** Source information follows **

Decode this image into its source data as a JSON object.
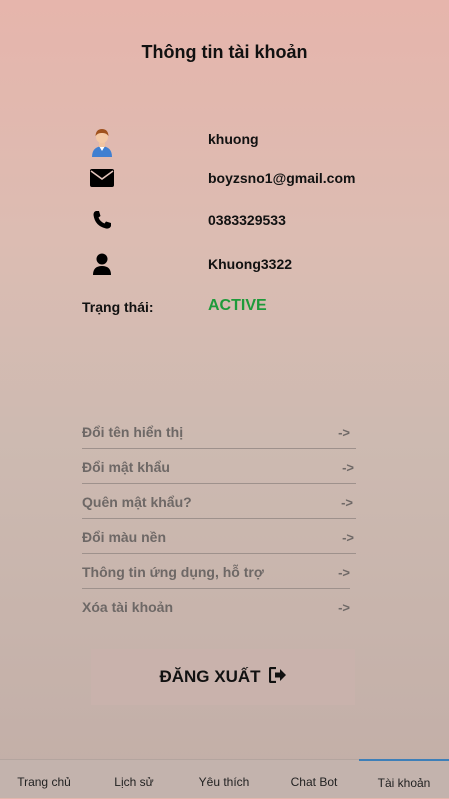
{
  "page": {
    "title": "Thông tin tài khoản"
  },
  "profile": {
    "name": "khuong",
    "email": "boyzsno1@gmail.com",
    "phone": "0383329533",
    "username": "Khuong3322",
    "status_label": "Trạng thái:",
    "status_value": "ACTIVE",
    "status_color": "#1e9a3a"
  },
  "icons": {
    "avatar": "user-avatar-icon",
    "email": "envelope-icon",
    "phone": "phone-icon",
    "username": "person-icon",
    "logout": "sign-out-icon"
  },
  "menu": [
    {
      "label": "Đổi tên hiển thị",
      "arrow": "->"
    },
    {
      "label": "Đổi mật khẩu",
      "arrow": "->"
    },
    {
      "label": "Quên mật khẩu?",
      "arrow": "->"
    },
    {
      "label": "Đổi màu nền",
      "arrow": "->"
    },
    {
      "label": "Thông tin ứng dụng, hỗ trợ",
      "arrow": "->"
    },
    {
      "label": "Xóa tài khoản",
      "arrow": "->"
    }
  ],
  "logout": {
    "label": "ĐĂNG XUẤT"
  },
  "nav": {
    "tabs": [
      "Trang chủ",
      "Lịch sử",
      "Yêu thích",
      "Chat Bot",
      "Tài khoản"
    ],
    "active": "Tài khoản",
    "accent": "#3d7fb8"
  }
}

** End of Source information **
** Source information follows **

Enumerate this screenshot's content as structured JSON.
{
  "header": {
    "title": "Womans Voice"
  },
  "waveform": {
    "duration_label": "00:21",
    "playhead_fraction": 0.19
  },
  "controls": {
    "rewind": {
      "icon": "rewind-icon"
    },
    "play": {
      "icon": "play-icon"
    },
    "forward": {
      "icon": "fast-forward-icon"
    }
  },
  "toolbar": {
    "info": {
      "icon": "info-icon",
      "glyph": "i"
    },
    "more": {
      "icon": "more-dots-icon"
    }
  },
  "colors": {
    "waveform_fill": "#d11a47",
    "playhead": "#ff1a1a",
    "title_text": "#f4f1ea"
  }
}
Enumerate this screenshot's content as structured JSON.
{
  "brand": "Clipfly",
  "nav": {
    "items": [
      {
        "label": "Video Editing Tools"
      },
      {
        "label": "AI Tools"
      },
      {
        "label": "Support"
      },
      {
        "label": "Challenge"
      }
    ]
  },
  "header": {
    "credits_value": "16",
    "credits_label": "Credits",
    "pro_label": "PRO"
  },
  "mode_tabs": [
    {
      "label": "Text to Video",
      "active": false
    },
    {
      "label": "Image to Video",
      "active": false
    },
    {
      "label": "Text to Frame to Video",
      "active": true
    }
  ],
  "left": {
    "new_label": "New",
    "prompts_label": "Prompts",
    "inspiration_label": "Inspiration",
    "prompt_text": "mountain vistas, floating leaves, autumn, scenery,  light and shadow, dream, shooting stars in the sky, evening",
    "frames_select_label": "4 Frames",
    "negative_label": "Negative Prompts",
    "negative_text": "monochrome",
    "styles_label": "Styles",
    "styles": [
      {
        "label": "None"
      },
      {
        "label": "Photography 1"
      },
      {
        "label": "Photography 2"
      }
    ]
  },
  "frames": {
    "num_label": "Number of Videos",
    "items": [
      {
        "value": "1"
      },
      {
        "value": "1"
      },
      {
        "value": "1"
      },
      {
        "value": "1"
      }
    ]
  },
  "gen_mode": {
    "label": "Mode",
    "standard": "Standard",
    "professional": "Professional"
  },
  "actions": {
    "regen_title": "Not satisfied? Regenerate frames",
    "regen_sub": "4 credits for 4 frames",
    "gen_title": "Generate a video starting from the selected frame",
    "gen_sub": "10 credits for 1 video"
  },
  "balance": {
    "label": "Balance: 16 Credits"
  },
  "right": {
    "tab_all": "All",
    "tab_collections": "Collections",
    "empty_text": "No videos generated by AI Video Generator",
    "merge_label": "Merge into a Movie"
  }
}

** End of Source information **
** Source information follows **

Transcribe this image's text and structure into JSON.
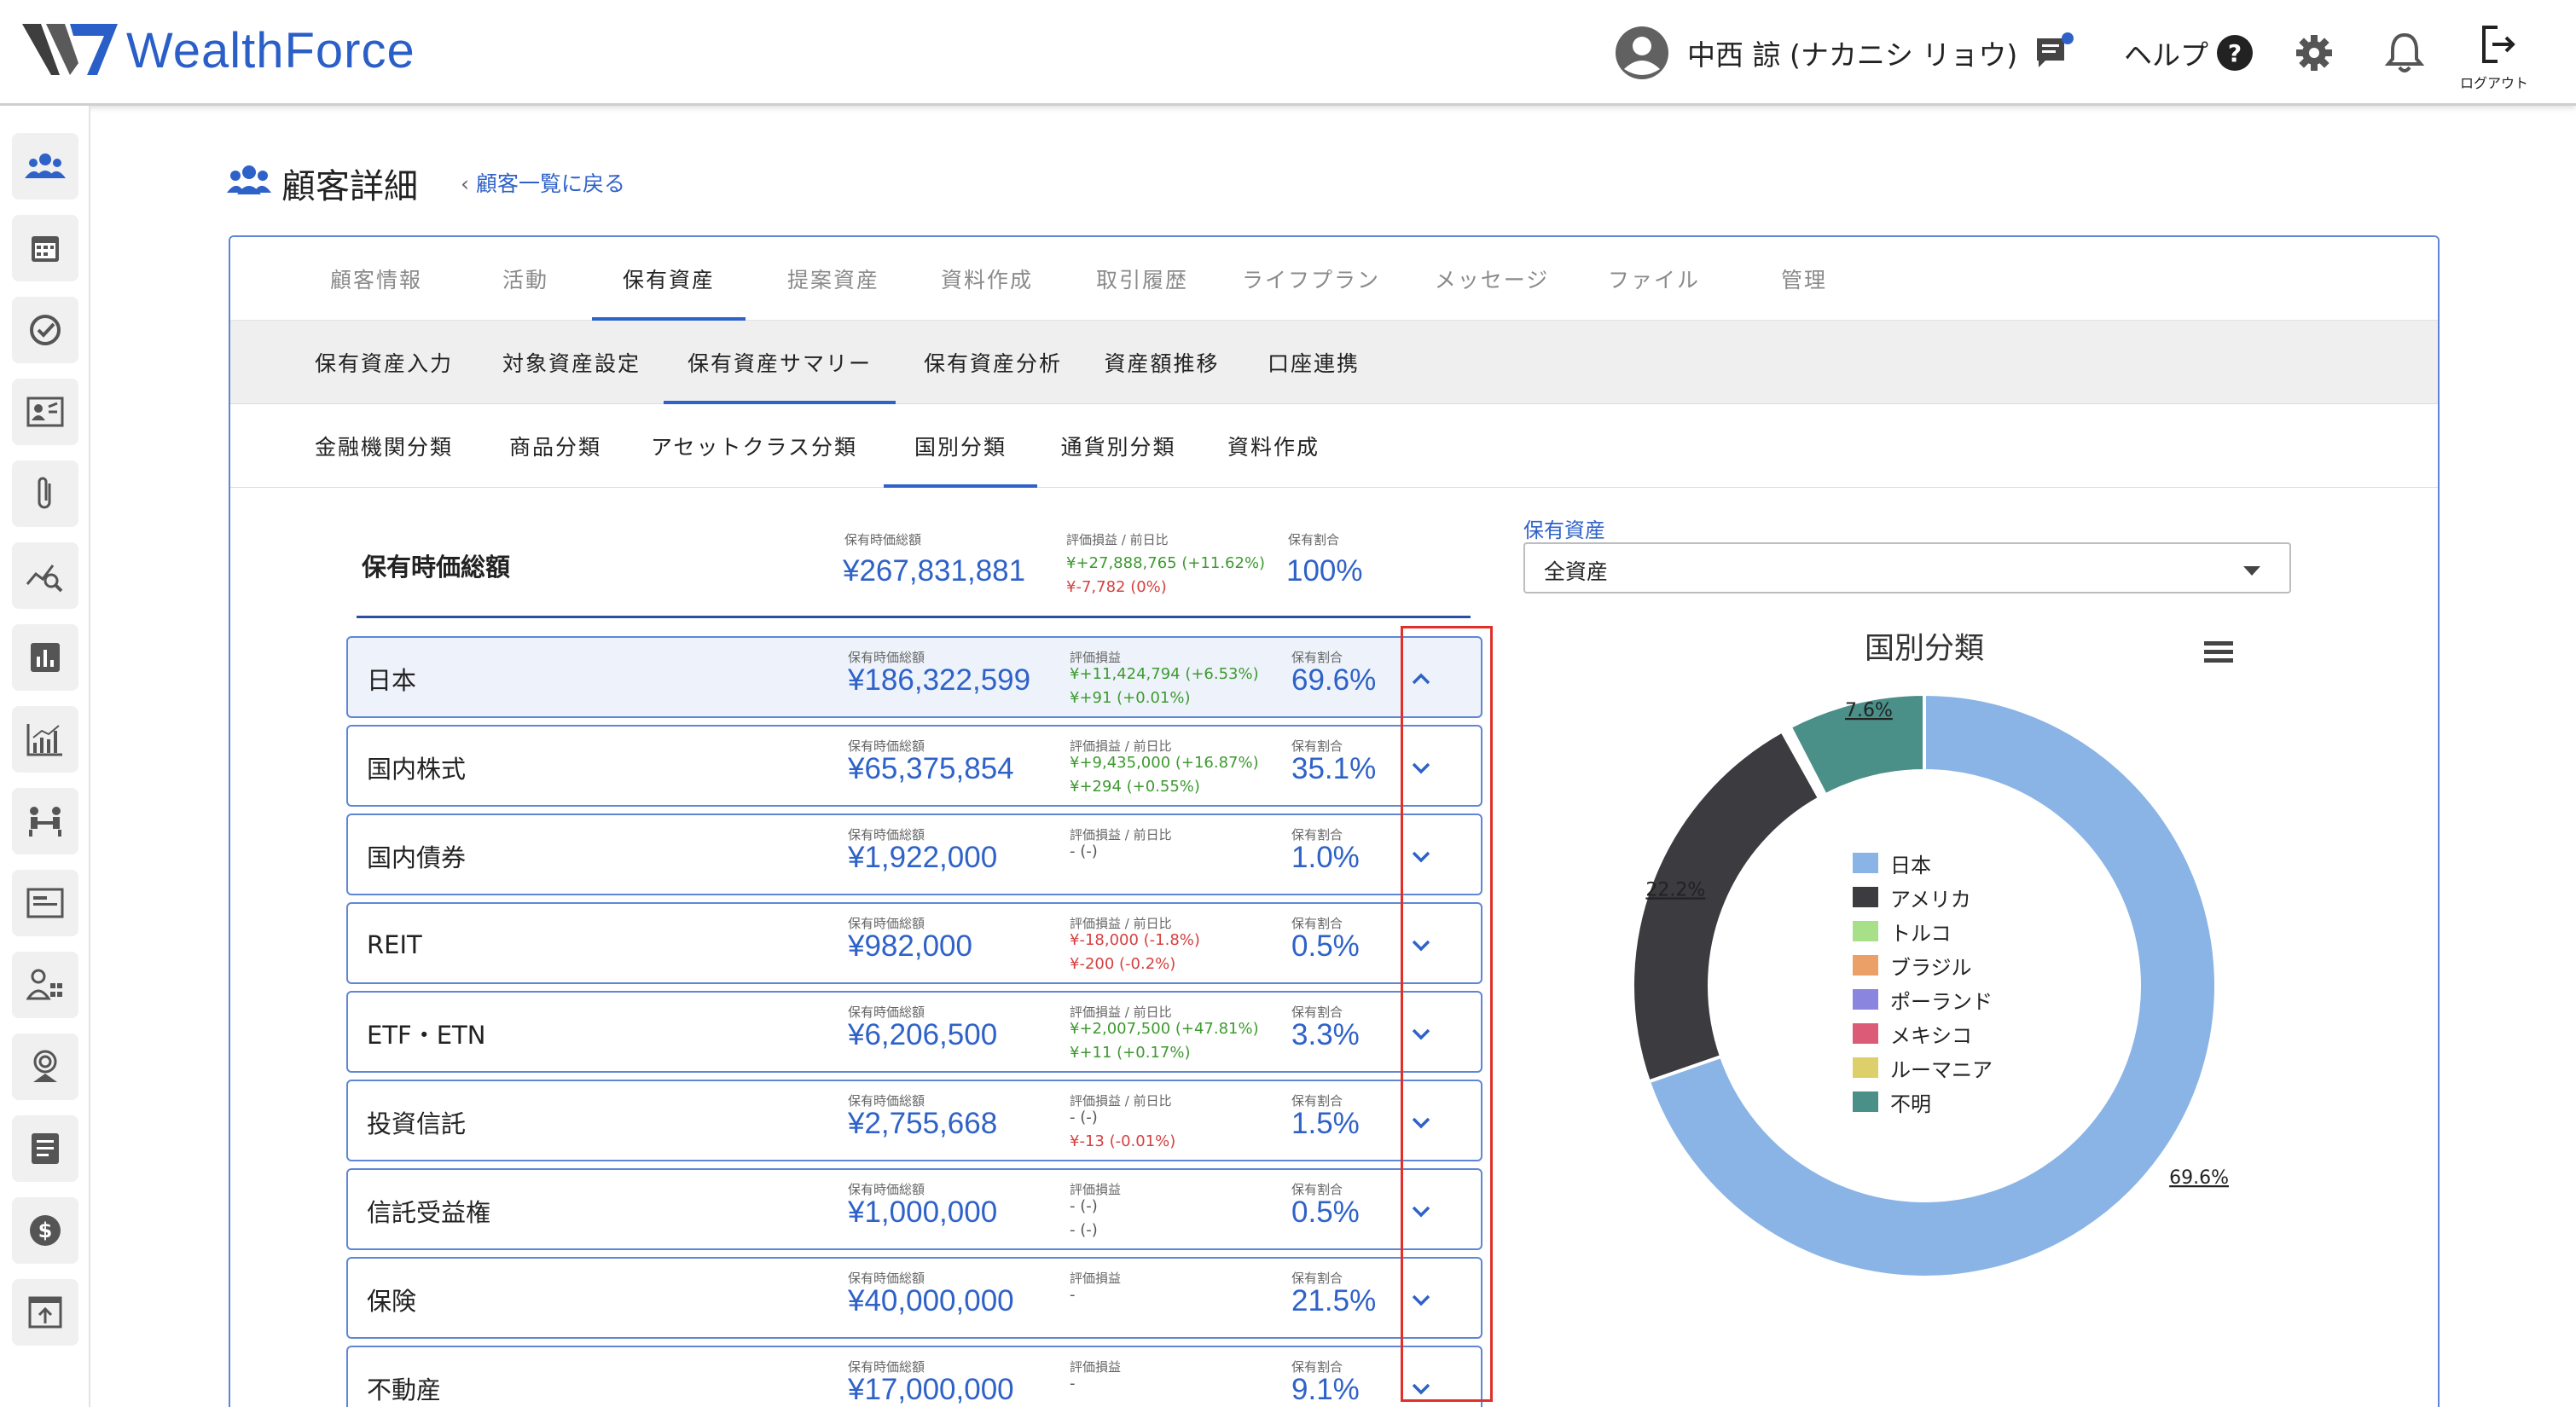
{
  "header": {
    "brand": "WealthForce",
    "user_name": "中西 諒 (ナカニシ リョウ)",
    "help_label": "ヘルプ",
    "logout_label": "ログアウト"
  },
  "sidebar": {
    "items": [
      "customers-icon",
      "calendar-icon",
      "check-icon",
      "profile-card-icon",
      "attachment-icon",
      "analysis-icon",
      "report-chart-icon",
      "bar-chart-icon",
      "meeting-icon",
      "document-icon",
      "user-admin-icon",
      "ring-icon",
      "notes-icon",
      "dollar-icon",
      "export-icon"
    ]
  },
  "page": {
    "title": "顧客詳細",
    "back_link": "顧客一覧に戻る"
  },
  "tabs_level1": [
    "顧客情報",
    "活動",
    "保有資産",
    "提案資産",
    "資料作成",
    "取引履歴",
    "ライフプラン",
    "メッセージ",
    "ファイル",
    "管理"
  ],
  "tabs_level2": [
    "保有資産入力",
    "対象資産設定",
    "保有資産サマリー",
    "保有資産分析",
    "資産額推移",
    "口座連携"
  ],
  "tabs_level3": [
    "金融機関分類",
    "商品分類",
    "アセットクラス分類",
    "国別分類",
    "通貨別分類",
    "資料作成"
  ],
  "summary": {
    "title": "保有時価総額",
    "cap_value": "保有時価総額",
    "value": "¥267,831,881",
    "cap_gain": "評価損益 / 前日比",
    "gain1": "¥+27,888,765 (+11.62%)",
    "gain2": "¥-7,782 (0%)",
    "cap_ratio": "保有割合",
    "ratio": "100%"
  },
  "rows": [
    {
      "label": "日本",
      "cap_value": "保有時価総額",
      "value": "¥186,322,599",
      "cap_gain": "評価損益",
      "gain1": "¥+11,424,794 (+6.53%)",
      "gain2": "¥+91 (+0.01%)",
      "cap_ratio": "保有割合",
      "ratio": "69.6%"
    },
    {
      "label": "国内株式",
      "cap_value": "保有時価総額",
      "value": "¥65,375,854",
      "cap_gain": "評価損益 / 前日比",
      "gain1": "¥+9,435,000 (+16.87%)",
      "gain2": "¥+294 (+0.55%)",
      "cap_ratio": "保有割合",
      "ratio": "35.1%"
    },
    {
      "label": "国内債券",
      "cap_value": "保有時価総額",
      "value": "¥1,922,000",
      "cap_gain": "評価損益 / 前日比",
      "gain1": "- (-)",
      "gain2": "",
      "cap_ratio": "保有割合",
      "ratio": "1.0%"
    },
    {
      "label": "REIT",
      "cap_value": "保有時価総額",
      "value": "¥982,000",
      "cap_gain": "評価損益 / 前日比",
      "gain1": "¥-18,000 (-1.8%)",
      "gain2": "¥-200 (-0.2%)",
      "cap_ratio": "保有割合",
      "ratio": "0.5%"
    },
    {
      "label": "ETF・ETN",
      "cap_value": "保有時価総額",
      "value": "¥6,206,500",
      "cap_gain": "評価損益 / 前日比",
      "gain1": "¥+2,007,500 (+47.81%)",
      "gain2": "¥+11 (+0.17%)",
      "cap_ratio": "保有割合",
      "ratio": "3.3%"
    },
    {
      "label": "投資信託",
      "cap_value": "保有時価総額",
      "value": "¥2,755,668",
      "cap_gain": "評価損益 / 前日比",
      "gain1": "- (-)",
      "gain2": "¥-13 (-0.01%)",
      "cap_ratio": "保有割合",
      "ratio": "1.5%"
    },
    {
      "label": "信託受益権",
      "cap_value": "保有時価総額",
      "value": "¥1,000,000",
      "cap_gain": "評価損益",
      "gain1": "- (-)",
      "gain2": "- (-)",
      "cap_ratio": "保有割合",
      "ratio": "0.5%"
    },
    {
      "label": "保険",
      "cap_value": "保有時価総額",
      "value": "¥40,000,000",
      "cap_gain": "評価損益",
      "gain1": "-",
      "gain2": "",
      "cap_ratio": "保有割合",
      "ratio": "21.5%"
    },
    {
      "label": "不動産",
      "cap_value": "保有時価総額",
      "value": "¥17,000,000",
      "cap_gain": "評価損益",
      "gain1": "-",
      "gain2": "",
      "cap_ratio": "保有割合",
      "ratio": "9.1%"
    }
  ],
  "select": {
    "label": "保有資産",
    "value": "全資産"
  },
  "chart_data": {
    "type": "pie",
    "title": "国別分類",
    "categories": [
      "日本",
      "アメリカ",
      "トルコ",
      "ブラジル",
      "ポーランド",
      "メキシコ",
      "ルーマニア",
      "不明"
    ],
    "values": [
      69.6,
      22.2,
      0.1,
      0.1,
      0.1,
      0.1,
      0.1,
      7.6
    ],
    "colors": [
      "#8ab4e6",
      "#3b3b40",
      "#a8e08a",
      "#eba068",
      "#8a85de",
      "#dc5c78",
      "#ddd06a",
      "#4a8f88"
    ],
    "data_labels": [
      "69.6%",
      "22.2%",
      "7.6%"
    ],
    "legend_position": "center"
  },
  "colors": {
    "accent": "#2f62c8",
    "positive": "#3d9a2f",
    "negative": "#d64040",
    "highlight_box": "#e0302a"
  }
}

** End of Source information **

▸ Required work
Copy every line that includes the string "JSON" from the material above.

▸ Answer section
Decode this image into its source data as a JSON object.
Enumerate this screenshot's content as structured JSON.
Enumerate this screenshot's content as structured JSON.
Transcribe this image's text and structure into JSON.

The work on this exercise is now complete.